In A Beast so Beautiful, the world was pretty much like it would have been back in King Arthur’s day. But they had a white blight of snow and ice that forever stayed there, separating two kingdoms. One kingdom was very primitive in ways and relied on magic that was banned by Rurith Kingdom after the Queen died and the prince was locked in the tower when the king realized he was born of magic. I write very descriptively, the sound talons make on stone, how the wind howls around the steeples of the castle and the termites crackle under leaves.
That sounds so immersive, it’s amazing that you’ve created so many completely distinct worlds for your stories, all totally unique. Do you consider yourself a plotter, pantser or plantser?
Half and half. I pants the first half, then make notes of all the answers that need to be tied in and plot out the second half.
That sounds like a perfect way to go, it can be difficult to know when to stop plotting and start writing when you’re a plotter or plantser. I reckon a free written first draft must be a much quicker, more organic experience. Even if it does mean somewhat more editing! What are you working on right now?
I am working on A Love So Lonely, the second in the A Beast so Beautiful duology. And I am half way through it. This is very different to the first book as we go way ahead in time, but the prince still remains in the story.
I’m currently working on book two in a series as well, and I’m finding it a really strange and different experience to book one. Trying to balance where I want the story to go with reader expectations and the pressure of whether it’ll do well is a really interesting atmosphere to write a book in! What one piece of advice would you give aspiring authors?
Write every day. Network on Facebook and Twitter everyday. Build up a readership while writing.
Great advice, I’ve discovered the most amazing writing and reading community on Facebook since publishing my debut novel last year. Networking is so important in ever career and industry, it’s funny that we don’t expect it from writing as it’s such a solo activity, but publishing takes a village!
Thank you so much for chatting with me today, Carlyle!
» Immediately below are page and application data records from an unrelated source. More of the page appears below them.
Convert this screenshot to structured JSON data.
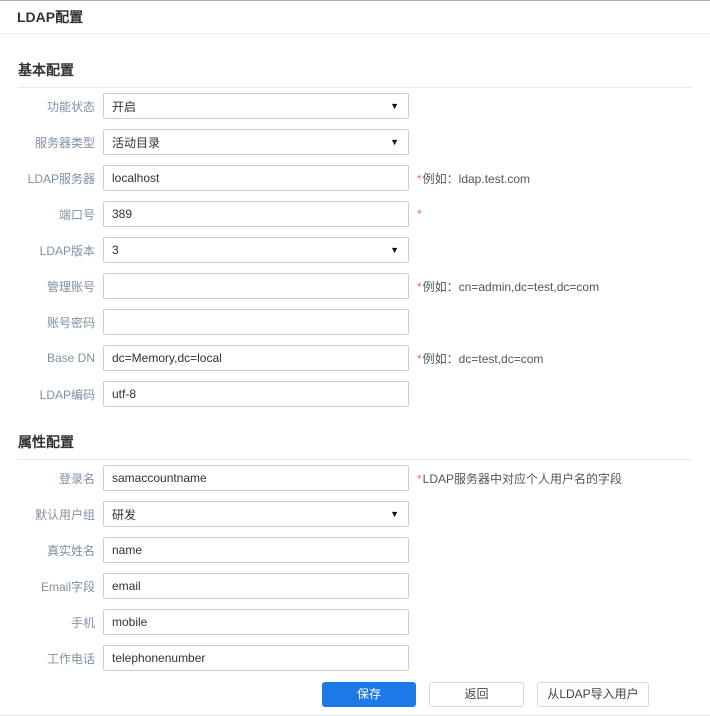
{
  "page": {
    "title": "LDAP配置"
  },
  "colors": {
    "accent_blue": "#1d79e8",
    "required_red": "#f56c6c",
    "label_gray_blue": "#8090a3",
    "border_gray": "#cccccc"
  },
  "icons": {
    "dropdown_arrow": "▼"
  },
  "sections": [
    {
      "title": "基本配置",
      "rows": [
        {
          "key": "function-status",
          "label": "功能状态",
          "type": "select",
          "value": "开启",
          "required": false,
          "hint": ""
        },
        {
          "key": "server-type",
          "label": "服务器类型",
          "type": "select",
          "value": "活动目录",
          "required": false,
          "hint": ""
        },
        {
          "key": "ldap-server",
          "label": "LDAP服务器",
          "type": "input",
          "value": "localhost",
          "required": true,
          "hint": "例如：ldap.test.com"
        },
        {
          "key": "port",
          "label": "端口号",
          "type": "input",
          "value": "389",
          "required": true,
          "hint": ""
        },
        {
          "key": "ldap-version",
          "label": "LDAP版本",
          "type": "select",
          "value": "3",
          "required": false,
          "hint": ""
        },
        {
          "key": "admin-account",
          "label": "管理账号",
          "type": "input",
          "value": "",
          "required": true,
          "hint": "例如：cn=admin,dc=test,dc=com"
        },
        {
          "key": "account-password",
          "label": "账号密码",
          "type": "input",
          "value": "",
          "required": false,
          "hint": ""
        },
        {
          "key": "base-dn",
          "label": "Base DN",
          "type": "input",
          "value": "dc=Memory,dc=local",
          "required": true,
          "hint": "例如：dc=test,dc=com"
        },
        {
          "key": "ldap-encoding",
          "label": "LDAP编码",
          "type": "input",
          "value": "utf-8",
          "required": false,
          "hint": ""
        }
      ]
    },
    {
      "title": "属性配置",
      "rows": [
        {
          "key": "login-name",
          "label": "登录名",
          "type": "input",
          "value": "samaccountname",
          "required": true,
          "hint": "LDAP服务器中对应个人用户名的字段"
        },
        {
          "key": "default-user-group",
          "label": "默认用户组",
          "type": "select",
          "value": "研发",
          "required": false,
          "hint": ""
        },
        {
          "key": "real-name",
          "label": "真实姓名",
          "type": "input",
          "value": "name",
          "required": false,
          "hint": ""
        },
        {
          "key": "email-field",
          "label": "Email字段",
          "type": "input",
          "value": "email",
          "required": false,
          "hint": ""
        },
        {
          "key": "mobile",
          "label": "手机",
          "type": "input",
          "value": "mobile",
          "required": false,
          "hint": ""
        },
        {
          "key": "work-phone",
          "label": "工作电话",
          "type": "input",
          "value": "telephonenumber",
          "required": false,
          "hint": ""
        }
      ]
    }
  ],
  "buttons": {
    "save": "保存",
    "back": "返回",
    "import": "从LDAP导入用户"
  }
}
Before you go, how can we find out more about you and your books?
Visit Carlyle’s Website and sign up to her email list: https://carlylelabuschagnebooks.com
Follow Carlyle on Instagram: https://www.instagram.com/carlylelab/
Like her Facebook page: https://www.facebook.com/carlyleL
Find her on Twitter: https://twitter.com/AuthorCarlyle
That was so much fun, I hope you enjoyed finding out more about Carlyle and her stories. According to Goodreads, she has 23 distinct works with over 700 ratings and an average of over 4 stars, and with books that cover sci fi, fantasy and fairy tales, you know there’s something in her repertoire that you’ll love. Personally, I’m going to download A Beast So Beautiful to my Kindle right now.
Go pick out one of Carlyle books and add it to your Goodreads shelf!